Welcome to the very first Card Hunter development diary. These diaries will fill you in on what we’re doing and how we’re doing it. Over time, we’ll also explain how the game works.
In this first diary entry we’ll tackle the origins of the game. Why are we making Card Hunter and where are we going with it?
I’ve always loved card games and board games. I was first introduced to Magic when I was working at Looking Glass Studios, a development house in Boston which made incredible games like Ultima Underworld and the original System Shock. Working there was an great experience and opportunity to work with a bunch of really creative and clever game developers. I don’t remember which one of them introduced me to Magic – it might have been Dorian – but I was instantly hooked.
We played an office league where each week Rob Fermier (one of the three Irrational Games co-founders) opened a couple of new booster packs and distributed them out to everyone in the league depending on their standing. The constant influx of new cards and trading between people in the league was a great way to keep the game fresh. It was also a very low financial commitment.
Years later I dipped into Magic Online. I found it a bit hard to get into to. There was very little between the couple of tutorial battles and the jungle of competitive play. I didn’t know anyone else playing and didn’t have any cards. The saving grace was the leagues they ran which you could enter for the price of a few booster packs and then play against a small group of people for the next few weeks.
But what I really wanted was the ability to play against the computer. I liked competitive play, but it was incredibly mentally draining and not something I always felt up for. And I wanted to just be able to make a reasonable regular financial commitment to the game.
So, now, given the chance to do my own thing, I decided to make the card game I wanted to play. I wanted to create something that would create anew the sort of creative tactical decisions that I had when I first started playing collectible card games but in a format where I didn’t have to compete every time I played the game and where I could invest time and use that time to win cards from the game. Thus was born Card Hunter.
The key idea idea in Card Hunter is – what if you were playing a fantasy role playing game where everything your characters could do, and everything the monsters could do, was represented by a deck of cards? In Card Hunter “cards maketh the man” (or woman). A character is a deck of cards – nothing more and nothing less. If your character can run, there’s a Run card in their deck. If a monster has a slavering poisonous bite, there’s a Slavering Poisonous Bite card in their deck.
But – aren’t there stats? Strength and dexterity and charisma? Nope.
But – aren’t there attributes? Poison resistance and infravision? Nope.
There are cards instead. Card Hunter, naturally enough, is all about the cards.

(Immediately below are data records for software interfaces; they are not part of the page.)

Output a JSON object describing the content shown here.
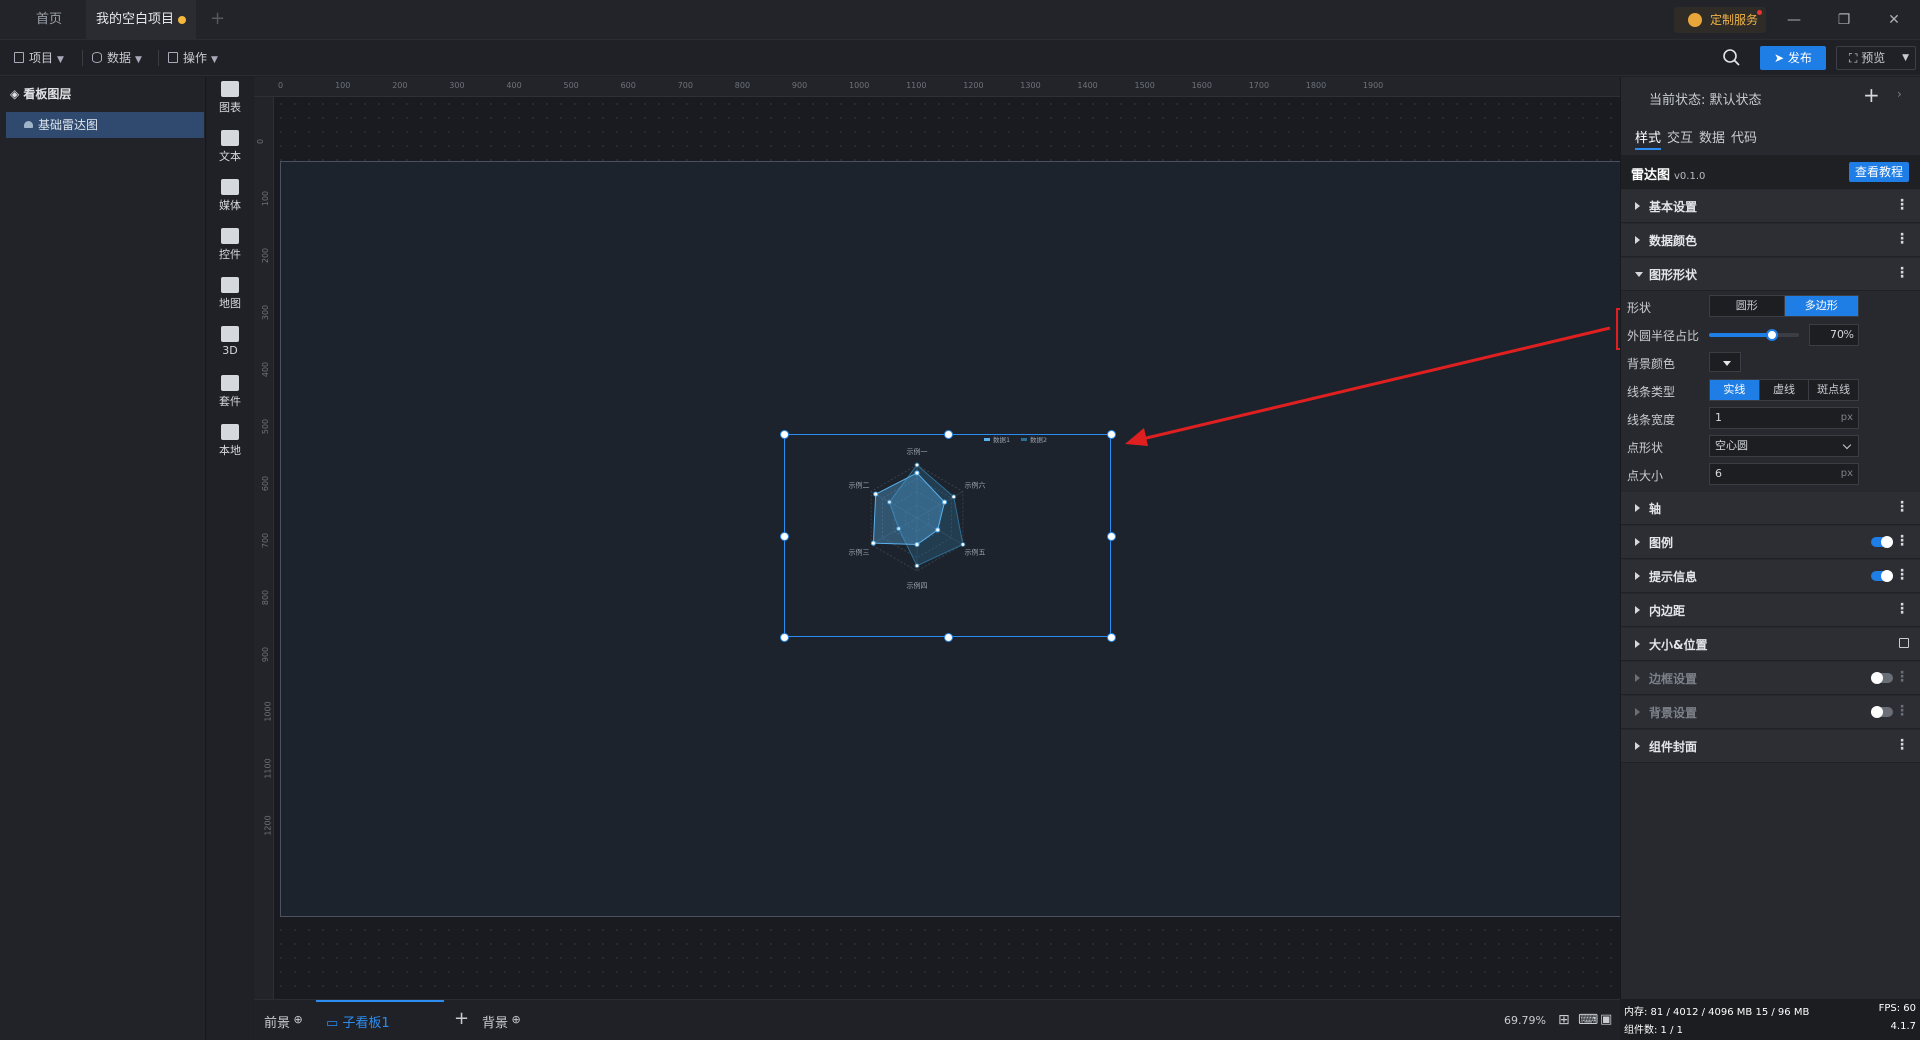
{
  "titlebar": {
    "tabs": [
      {
        "label": "首页"
      },
      {
        "label": "我的空白项目"
      }
    ],
    "service_label": "定制服务"
  },
  "toolbar": {
    "menus": [
      {
        "label": "项目"
      },
      {
        "label": "数据"
      },
      {
        "label": "操作"
      }
    ],
    "publish_label": "发布",
    "preview_label": "预览"
  },
  "layers": {
    "title": "看板图层",
    "items": [
      {
        "label": "基础雷达图"
      }
    ]
  },
  "components": [
    {
      "label": "图表",
      "icon": "chart-icon"
    },
    {
      "label": "文本",
      "icon": "text-icon"
    },
    {
      "label": "媒体",
      "icon": "media-icon"
    },
    {
      "label": "控件",
      "icon": "control-icon"
    },
    {
      "label": "地图",
      "icon": "map-icon"
    },
    {
      "label": "3D",
      "icon": "cube-icon"
    },
    {
      "label": "套件",
      "icon": "kit-icon"
    },
    {
      "label": "本地",
      "icon": "puzzle-icon"
    }
  ],
  "ruler": {
    "top": [
      "0",
      "100",
      "200",
      "300",
      "400",
      "500",
      "600",
      "700",
      "800",
      "900",
      "1000",
      "1100",
      "1200",
      "1300",
      "1400",
      "1500",
      "1600",
      "1700",
      "1800",
      "1900"
    ],
    "left": [
      "0",
      "100",
      "200",
      "300",
      "400",
      "500",
      "600",
      "700",
      "800",
      "900",
      "1000",
      "1100",
      "1200"
    ]
  },
  "chart_data": {
    "type": "radar",
    "indicators": [
      "示例一",
      "示例六",
      "示例五",
      "示例四",
      "示例三",
      "示例二"
    ],
    "max": 100,
    "series": [
      {
        "name": "数据1",
        "color": "#5ab1ef",
        "values": [
          85,
          60,
          45,
          50,
          95,
          90
        ]
      },
      {
        "name": "数据2",
        "color": "#2f6e94",
        "values": [
          100,
          80,
          100,
          90,
          40,
          60
        ]
      }
    ],
    "legend": "top-right"
  },
  "bottombar": {
    "tabs": [
      {
        "label": "前景"
      },
      {
        "label": "子看板1"
      },
      {
        "label": "背景"
      }
    ],
    "zoom": "69.79%"
  },
  "panel": {
    "state_label": "当前状态:",
    "state_value": "默认状态",
    "tabs": [
      {
        "label": "样式"
      },
      {
        "label": "交互"
      },
      {
        "label": "数据"
      },
      {
        "label": "代码"
      }
    ],
    "component_name": "雷达图",
    "component_version": "v0.1.0",
    "tutorial_label": "查看教程",
    "sections": {
      "basic": "基本设置",
      "data_color": "数据颜色",
      "shape_section": "图形形状",
      "axis": "轴",
      "legend": "图例",
      "tooltip": "提示信息",
      "padding": "内边距",
      "size_pos": "大小&位置",
      "border": "边框设置",
      "background": "背景设置",
      "cover": "组件封面"
    },
    "shape": {
      "shape_label": "形状",
      "shape_options": [
        "圆形",
        "多边形"
      ],
      "shape_selected": "多边形",
      "radius_label": "外圆半径占比",
      "radius_value": "70",
      "radius_unit": "%",
      "radius_fraction": 0.7,
      "bgcolor_label": "背景颜色",
      "line_type_label": "线条类型",
      "line_types": [
        "实线",
        "虚线",
        "斑点线"
      ],
      "line_type_selected": "实线",
      "line_width_label": "线条宽度",
      "line_width": "1",
      "point_shape_label": "点形状",
      "point_shape": "空心圆",
      "point_size_label": "点大小",
      "point_size": "6",
      "px_unit": "px"
    }
  },
  "status": {
    "memory": "内存: 81 / 4012 / 4096 MB 15 / 96 MB",
    "fps": "FPS: 60",
    "count": "组件数: 1 / 1",
    "version": "4.1.7"
  }
}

As your character grows, you tune their deck, adding new cards and taking out old ones. Your character changes and grows as a result. Monsters get tougher because their cards get stronger. Monster behaviour grows out of their deck composition. Spiders throw webs because they have a Web card in their deck. Kobolds are cowardly because they have a Cowardly trait card mixed in there.
It’s a simple concept, but a powerful one that leads to a lot of interesting new takes on fantasy role-playing.
I hope you enjoyed this introduction to the world of Card Hunter. Next week I’ll be talking about the basics of the moment to moment card play. Until then, here’s your card of the week.